Participants (N=370; 47.4% female; Mage=12.21 years, SD=1.59) were recruited from two primary schools and two junior high schools in mainland China. They were tested across two waves with a six-month interval. At each wave, participants completed a laboratory task (Bonanno et al., 2004) in which they viewed sequences of positive and negative evocative pictures, and were filmed while engaging in three randomly-ordered tasks: enhancing emotional responses to the pictures, suppressing responses, and behaving “normally”. Participants’ emotional expressiveness in each block was rated by three coders (ICCs>.91), and composited into enhancement and suppression scores with the normal condition serving as a baseline. EF was then calculated as (Enhancement + Suppression) - |Enhancement - Suppression| (Westphal et al., 2010), which indicates children’s flexibility versus rigidity in utilizing these two regulatory strategies. In addition, peer status and friendship quality were tested at both waves through peer nomination and child self-reports, respectively.

A mixed ANOVA indicated that children’s enhancement [F(1, 366)=4.24, p=.040, η2=.011], suppression [F(1, 366)=39.62, p<.001, η2=.098], and overall EF abilities [F(1, 366)=14.06, p<.001, η2=.038] significantly increased from Wave 1 to Wave 2. However, there were no obvious differences between primary and junior high school students for any of the three scores (all ps>.20). Cross-lagged analyses (Figure1), controlled for age and gender, revealed that friendship quality at Wave 1 positively predicted later EF, as well as enhancement and suppression abilities. None of the EF components predicted later friendship quality (all ps>.60). On the other hand, there was a significant reciprocal relationship over time between EF and peer status (Figure2). Separate analyses of enhancement and suppression showed that Wave 1 peer status significantly predicted both EF components at Wave 2. Suppression ability at Wave 1 also significantly predicted later peer status, but enhancement did not. These results not only highlight the role of EF in social interactions, but also suggest that children’s expressive flexibility might be enhanced by experiencing positive peer relationships.
Acceptance Date20/12/2018
All Author(s) ListYingqian WANG, Skyler T. HAWK
Name of ConferenceSociety for Research on Child Development
Start Date of Conference21/03/2019

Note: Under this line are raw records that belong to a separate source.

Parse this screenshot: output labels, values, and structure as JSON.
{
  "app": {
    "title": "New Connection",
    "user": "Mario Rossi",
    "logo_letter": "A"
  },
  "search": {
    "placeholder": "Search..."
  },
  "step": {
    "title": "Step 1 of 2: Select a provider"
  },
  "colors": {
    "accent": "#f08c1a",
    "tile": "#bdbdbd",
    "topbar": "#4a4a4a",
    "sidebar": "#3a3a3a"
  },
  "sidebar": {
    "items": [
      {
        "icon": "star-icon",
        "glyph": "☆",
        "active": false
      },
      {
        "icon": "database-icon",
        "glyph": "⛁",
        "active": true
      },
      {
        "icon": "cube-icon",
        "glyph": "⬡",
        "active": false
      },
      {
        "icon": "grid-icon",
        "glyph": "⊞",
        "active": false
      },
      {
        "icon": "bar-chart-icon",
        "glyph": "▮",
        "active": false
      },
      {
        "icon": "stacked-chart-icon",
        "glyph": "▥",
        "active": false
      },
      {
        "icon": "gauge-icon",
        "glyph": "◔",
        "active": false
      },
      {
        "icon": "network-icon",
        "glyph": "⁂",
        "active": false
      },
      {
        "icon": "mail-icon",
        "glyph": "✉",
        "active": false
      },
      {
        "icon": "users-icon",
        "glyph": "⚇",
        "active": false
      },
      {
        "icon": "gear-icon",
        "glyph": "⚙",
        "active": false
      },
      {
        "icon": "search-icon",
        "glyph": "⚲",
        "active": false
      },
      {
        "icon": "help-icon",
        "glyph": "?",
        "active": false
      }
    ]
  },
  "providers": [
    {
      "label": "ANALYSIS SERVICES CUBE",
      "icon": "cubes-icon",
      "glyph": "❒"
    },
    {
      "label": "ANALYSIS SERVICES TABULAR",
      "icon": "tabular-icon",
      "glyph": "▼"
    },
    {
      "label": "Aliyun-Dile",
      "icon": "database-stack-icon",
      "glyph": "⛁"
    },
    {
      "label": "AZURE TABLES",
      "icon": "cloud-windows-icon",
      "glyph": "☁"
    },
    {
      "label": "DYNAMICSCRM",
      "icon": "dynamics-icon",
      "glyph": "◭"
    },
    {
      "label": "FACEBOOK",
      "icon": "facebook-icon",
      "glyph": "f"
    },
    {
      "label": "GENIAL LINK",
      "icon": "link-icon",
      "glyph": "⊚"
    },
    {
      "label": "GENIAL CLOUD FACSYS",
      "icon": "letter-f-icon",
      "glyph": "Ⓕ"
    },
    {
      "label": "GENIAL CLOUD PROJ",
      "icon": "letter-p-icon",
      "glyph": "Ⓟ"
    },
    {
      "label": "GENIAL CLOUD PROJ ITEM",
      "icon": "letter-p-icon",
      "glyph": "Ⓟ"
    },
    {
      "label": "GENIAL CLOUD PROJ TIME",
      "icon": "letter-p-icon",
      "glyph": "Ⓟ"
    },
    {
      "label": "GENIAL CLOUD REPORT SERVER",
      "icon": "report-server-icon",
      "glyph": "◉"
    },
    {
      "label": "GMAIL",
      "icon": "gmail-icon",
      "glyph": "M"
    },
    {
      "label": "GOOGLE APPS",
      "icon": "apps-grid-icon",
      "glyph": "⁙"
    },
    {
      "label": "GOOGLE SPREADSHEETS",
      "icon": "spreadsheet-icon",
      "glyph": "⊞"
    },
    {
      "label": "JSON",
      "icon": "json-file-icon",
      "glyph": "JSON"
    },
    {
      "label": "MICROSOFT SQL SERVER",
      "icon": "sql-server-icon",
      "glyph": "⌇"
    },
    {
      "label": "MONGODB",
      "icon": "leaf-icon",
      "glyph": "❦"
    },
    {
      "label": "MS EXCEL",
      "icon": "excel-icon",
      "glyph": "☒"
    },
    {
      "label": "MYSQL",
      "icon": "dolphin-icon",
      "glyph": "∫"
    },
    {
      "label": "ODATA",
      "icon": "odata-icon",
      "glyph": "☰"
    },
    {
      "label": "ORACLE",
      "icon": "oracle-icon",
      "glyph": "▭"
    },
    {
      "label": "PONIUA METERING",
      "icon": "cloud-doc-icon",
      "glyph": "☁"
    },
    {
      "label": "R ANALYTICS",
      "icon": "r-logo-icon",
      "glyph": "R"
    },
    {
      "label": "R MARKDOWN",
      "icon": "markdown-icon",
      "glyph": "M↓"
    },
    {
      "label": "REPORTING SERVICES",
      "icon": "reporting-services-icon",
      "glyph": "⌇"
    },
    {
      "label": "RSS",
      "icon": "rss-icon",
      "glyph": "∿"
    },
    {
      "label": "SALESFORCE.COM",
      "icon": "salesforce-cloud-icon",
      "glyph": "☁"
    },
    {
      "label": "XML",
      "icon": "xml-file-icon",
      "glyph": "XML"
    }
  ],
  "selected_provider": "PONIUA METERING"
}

End Date of Conference23/03/2019
Place of ConferenceBaltimore, MD
Country/Region of ConferenceUnited States of America
LanguagesEnglish-United States

Last updated on 2019-04-09 at 17:24